Play the player-profile game every day this week at 1:00pm ET. We’re giving away a free annual subscription to FanGraphs+ to the first reader who guesses correctly the identity of that day’s mystery player. (Limit one copy per customer).
As the absurdly coiffed Eno Sarris announced on Monday, the newest iteration of FanGraphs+ is now available in exchange for your hard-earned money — and any other kind of money, too.
As in recent years, we’re celebrating this important Moment in History by way of the player-profile game.
Said game is easy: the author offers the text of an actual player profile from the newest iteration of FG+, being careful to omit any proper names that might reveal the identity of the player in question. The reader, in turn, attempts to identify the player using only the details provided in the profile.
First reader to guess correctly (in the comments section below) gets a free annual subscription to FanGraphs+, worth roughly the equivalent of Alec Baldwin’s watch in Glengarry Glen Ross.
Today’s entry comes to us by way of 18th century frontiersman Patrick Dubuque and is absolutely the most obscure of the profiles considered this week. (Note: Paul Swydan will provide a clue after 50 wrong, and zero correct, responses.)
Who is it?

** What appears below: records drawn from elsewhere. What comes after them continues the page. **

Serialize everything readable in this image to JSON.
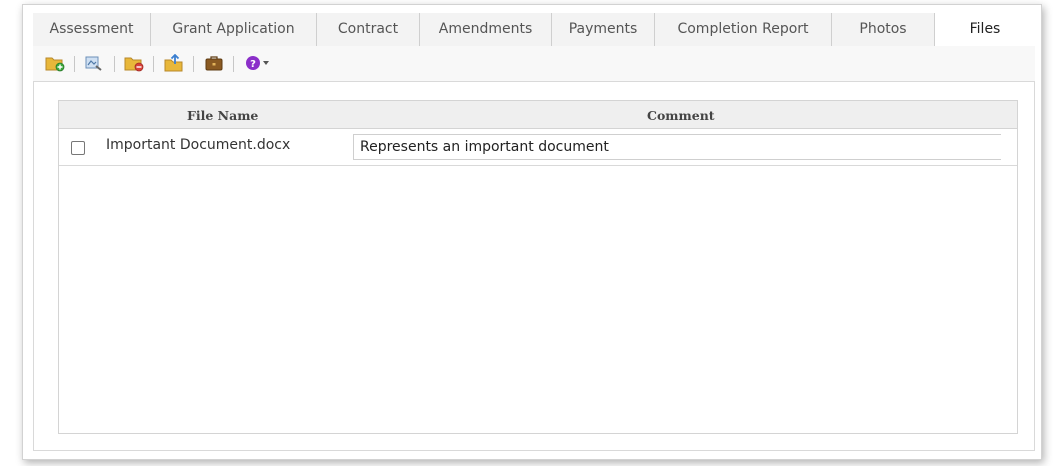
{
  "tabs": [
    {
      "label": "Assessment"
    },
    {
      "label": "Grant Application"
    },
    {
      "label": "Contract"
    },
    {
      "label": "Amendments"
    },
    {
      "label": "Payments"
    },
    {
      "label": "Completion Report"
    },
    {
      "label": "Photos"
    },
    {
      "label": "Files",
      "active": true
    }
  ],
  "toolbar": {
    "icons": [
      "add-folder-icon",
      "scan-icon",
      "remove-folder-icon",
      "upload-folder-icon",
      "briefcase-icon",
      "help-dropdown-icon"
    ]
  },
  "grid": {
    "columns": [
      "File Name",
      "Comment"
    ],
    "rows": [
      {
        "checked": false,
        "file_name": "Important Document.docx",
        "comment": "Represents an important document"
      }
    ]
  },
  "colors": {
    "help_purple": "#8b2fc9",
    "folder_yellow": "#e8b73a",
    "add_green": "#3aa83a",
    "remove_red": "#d9423a"
  }
}
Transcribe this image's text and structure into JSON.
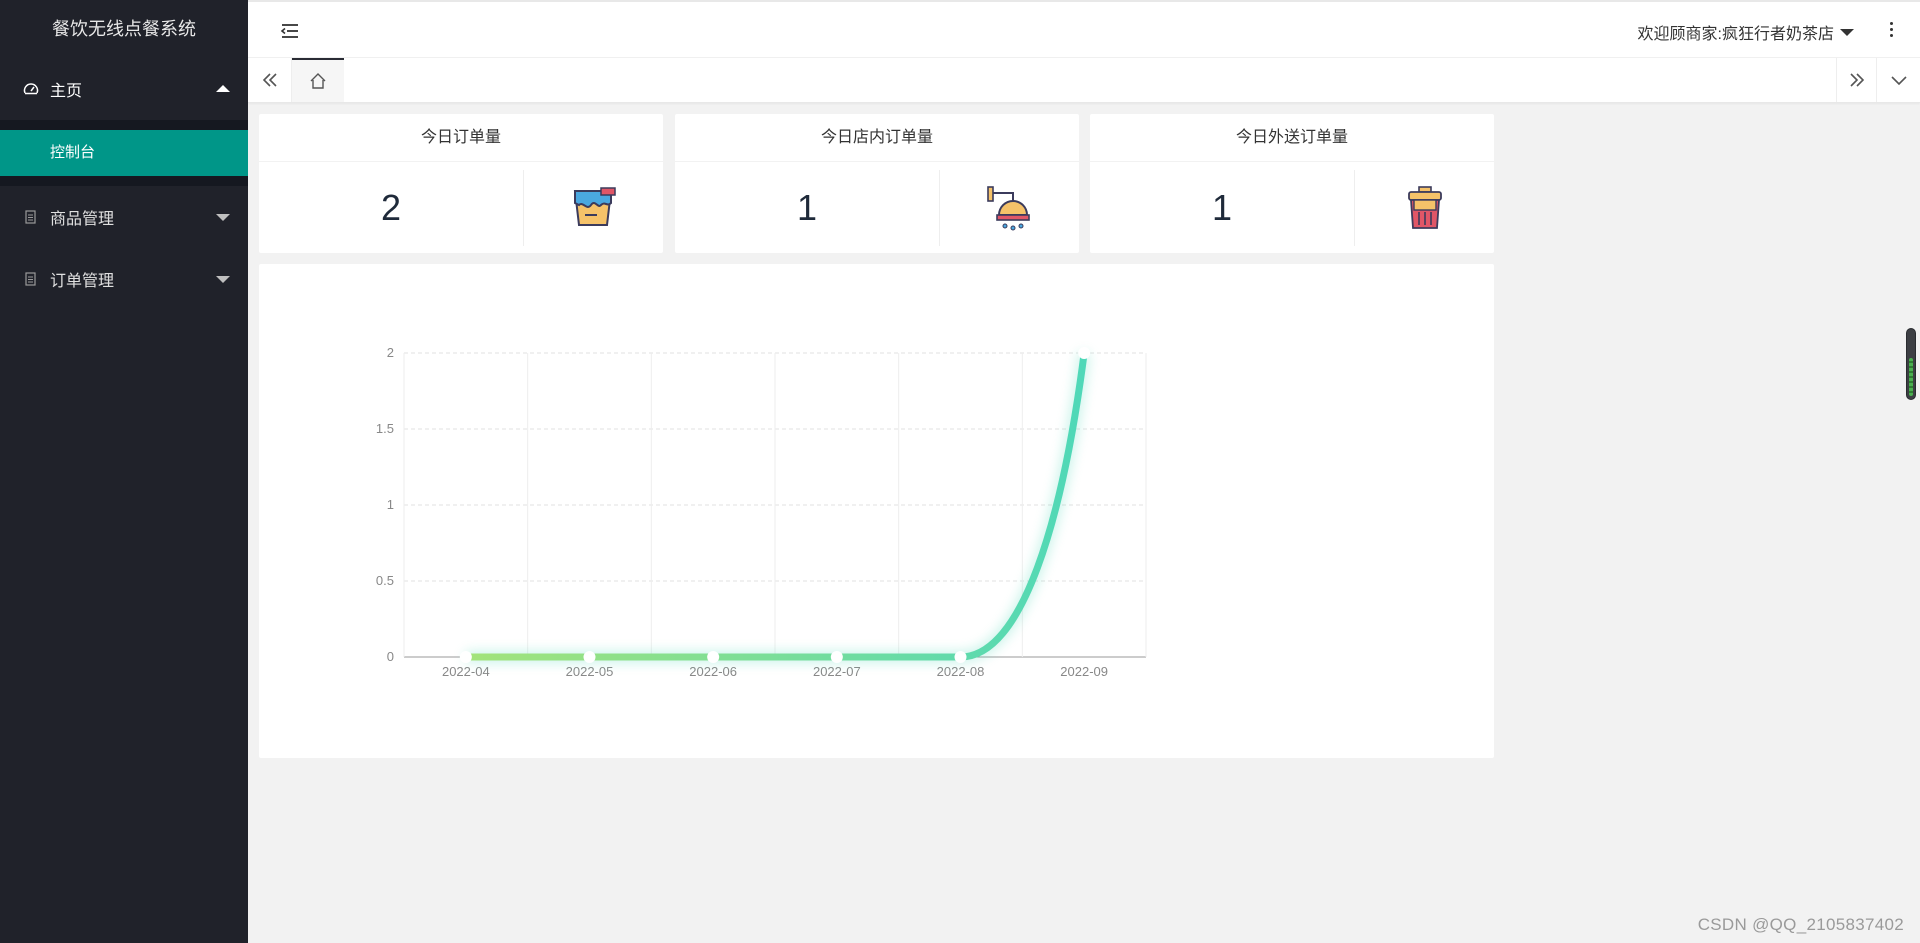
{
  "app": {
    "title": "餐饮无线点餐系统"
  },
  "sidebar": {
    "items": [
      {
        "label": "主页",
        "icon": "dashboard-icon",
        "expanded": true,
        "children": [
          {
            "label": "控制台",
            "active": true
          }
        ]
      },
      {
        "label": "商品管理",
        "icon": "file-icon",
        "expanded": false
      },
      {
        "label": "订单管理",
        "icon": "file-icon",
        "expanded": false
      }
    ],
    "accent": "#009688",
    "background": "#20222a"
  },
  "header": {
    "toggle_icon": "menu-fold-icon",
    "user_label": "欢迎顾商家:疯狂行者奶茶店",
    "more_icon": "more-vertical-icon"
  },
  "tabs": {
    "prev_icon": "double-left-icon",
    "home_icon": "home-icon",
    "next_icon": "double-right-icon",
    "menu_icon": "chevron-down-icon"
  },
  "cards": [
    {
      "title": "今日订单量",
      "value": "2",
      "icon": "paint-bucket-icon"
    },
    {
      "title": "今日店内订单量",
      "value": "1",
      "icon": "shower-icon"
    },
    {
      "title": "今日外送订单量",
      "value": "1",
      "icon": "trash-bin-icon"
    }
  ],
  "chart_data": {
    "type": "line",
    "title": "",
    "xlabel": "",
    "ylabel": "",
    "x": [
      "2022-04",
      "2022-05",
      "2022-06",
      "2022-07",
      "2022-08",
      "2022-09"
    ],
    "series": [
      {
        "values": [
          0,
          0,
          0,
          0,
          0,
          2
        ]
      }
    ],
    "y_ticks": [
      "0",
      "0.5",
      "1",
      "1.5",
      "2"
    ],
    "ylim": [
      0,
      2
    ],
    "grid": true,
    "smooth": true,
    "colors": {
      "start": "#a3e37a",
      "end": "#4fd8b8"
    }
  },
  "watermark": "CSDN @QQ_2105837402"
}
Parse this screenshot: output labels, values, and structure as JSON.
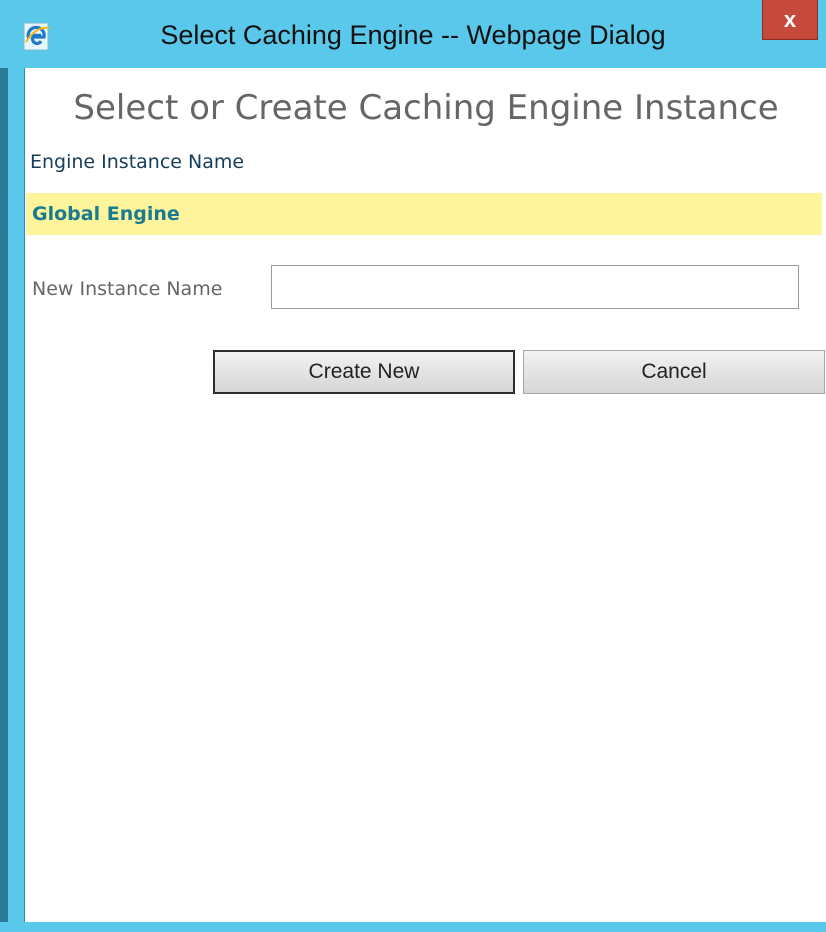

Ways in which baseball is not like capitalism: in capitalism, the key to success is to do one thing really well. [BLANK] does one thing quite well, and that is run: he’s averaged forty stolen bases a year over the last three seasons between the majors and minors. But though it looked like [BLANK] had a chance to become a Vince Coleman or a Brian Hunter given the opportunity, he ended up fielding like the former and hitting like the latter. Maybe ten or twenty years ago, those steals might have gotten him a free crack at a job. But in our enlightened age, fourth outfielders who can’t hit or field don’t tend to stay fourth outfielders, and they don’t make their way onto fantasy teams, no matter how many bases they might steal.